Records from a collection

__________

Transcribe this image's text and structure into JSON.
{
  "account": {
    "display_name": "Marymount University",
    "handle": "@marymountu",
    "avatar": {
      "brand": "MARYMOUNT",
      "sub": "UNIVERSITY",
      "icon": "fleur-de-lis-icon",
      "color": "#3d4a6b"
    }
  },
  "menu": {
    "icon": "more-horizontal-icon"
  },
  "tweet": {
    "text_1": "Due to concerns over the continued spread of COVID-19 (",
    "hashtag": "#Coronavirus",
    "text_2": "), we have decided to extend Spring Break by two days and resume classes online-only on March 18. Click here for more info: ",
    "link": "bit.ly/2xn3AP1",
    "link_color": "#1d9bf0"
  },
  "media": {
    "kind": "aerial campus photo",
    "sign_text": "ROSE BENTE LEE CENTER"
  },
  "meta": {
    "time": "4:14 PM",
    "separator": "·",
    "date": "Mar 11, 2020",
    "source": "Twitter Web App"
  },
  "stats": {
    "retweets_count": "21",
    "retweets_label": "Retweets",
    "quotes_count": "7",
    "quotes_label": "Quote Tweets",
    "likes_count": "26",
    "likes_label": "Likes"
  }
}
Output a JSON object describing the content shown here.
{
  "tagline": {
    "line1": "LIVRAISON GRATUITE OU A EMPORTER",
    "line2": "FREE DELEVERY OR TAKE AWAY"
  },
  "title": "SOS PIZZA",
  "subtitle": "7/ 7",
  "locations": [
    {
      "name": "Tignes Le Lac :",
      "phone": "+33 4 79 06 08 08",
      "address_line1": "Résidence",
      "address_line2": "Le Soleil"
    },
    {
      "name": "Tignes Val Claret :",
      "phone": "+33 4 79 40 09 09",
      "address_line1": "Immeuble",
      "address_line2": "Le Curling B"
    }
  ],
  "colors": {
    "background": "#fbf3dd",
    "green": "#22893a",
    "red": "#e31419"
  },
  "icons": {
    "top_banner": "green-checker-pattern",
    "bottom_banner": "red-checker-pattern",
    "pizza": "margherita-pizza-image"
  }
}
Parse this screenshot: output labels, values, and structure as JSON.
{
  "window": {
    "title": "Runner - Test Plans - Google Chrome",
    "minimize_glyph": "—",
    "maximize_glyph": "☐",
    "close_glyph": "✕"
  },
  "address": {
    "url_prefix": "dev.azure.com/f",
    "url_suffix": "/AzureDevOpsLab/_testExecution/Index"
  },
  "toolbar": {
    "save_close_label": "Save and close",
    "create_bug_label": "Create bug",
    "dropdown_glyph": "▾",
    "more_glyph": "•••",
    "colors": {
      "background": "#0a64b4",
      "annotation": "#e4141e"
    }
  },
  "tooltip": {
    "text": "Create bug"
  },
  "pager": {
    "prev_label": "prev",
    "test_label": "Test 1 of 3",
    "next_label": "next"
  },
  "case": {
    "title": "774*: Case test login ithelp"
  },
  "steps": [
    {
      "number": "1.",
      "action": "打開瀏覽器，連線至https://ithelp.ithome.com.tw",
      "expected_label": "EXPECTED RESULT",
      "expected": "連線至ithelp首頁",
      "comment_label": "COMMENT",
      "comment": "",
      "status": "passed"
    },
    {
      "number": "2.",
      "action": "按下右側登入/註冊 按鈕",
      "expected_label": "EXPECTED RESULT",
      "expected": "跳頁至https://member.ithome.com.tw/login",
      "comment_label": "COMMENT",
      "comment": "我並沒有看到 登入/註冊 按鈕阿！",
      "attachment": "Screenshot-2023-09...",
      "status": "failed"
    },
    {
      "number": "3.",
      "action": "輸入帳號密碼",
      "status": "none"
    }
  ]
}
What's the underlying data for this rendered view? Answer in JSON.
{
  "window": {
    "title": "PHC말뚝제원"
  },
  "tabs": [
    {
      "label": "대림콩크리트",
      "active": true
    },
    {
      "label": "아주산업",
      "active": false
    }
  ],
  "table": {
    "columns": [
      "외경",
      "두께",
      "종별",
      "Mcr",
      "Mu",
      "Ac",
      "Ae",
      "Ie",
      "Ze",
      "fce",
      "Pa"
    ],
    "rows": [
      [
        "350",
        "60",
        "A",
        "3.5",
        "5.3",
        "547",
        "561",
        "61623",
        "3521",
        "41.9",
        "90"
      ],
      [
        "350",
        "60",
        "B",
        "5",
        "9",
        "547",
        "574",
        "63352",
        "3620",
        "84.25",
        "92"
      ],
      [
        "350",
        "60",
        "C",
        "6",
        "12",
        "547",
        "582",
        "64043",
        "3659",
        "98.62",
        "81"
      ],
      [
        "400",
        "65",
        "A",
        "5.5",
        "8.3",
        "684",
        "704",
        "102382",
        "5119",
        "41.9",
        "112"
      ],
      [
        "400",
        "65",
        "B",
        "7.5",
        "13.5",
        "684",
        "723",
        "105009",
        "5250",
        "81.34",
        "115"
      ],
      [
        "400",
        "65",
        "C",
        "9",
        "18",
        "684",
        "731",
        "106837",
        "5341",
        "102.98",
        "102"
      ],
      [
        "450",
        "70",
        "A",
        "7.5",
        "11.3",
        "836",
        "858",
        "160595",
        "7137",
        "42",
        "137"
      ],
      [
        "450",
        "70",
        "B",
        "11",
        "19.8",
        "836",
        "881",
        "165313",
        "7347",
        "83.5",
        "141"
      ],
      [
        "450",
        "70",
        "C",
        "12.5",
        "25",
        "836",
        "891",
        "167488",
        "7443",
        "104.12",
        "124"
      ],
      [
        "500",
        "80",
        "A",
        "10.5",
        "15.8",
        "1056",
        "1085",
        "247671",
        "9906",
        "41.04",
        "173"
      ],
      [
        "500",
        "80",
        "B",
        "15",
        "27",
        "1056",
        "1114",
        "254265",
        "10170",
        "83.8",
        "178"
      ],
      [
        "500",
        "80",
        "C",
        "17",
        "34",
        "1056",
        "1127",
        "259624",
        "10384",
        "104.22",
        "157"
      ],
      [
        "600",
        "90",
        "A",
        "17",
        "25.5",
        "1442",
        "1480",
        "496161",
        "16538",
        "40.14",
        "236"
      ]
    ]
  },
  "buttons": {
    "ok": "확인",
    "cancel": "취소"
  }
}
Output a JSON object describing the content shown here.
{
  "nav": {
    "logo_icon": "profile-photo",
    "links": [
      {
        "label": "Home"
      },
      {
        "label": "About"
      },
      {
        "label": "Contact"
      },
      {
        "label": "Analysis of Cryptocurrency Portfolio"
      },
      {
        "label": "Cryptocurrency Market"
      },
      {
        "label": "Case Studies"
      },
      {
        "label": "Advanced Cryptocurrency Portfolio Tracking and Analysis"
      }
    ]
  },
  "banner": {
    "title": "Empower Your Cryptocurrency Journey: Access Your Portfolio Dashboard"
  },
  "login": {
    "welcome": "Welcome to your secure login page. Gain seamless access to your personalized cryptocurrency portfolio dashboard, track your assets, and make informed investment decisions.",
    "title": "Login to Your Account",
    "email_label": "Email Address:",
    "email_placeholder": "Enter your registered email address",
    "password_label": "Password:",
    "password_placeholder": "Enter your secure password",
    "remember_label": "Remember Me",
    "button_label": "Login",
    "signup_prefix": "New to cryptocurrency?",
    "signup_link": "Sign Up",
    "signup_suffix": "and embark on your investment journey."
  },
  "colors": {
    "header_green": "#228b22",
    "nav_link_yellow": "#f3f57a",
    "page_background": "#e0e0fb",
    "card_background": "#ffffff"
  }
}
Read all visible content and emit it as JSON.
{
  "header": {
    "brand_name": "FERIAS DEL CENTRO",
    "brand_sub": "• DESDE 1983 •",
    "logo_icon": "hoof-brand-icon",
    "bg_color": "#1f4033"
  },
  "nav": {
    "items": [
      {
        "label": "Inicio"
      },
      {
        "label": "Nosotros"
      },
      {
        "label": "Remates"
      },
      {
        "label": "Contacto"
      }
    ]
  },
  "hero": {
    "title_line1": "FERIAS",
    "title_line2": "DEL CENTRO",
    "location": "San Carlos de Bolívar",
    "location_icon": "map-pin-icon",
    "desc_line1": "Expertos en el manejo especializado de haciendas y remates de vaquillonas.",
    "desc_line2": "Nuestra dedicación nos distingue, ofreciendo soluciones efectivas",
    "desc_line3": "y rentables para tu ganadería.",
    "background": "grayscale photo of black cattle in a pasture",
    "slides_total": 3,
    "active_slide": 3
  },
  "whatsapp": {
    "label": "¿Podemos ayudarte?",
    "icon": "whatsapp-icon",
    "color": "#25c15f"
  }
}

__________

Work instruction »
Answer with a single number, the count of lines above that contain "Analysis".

Written solution »
2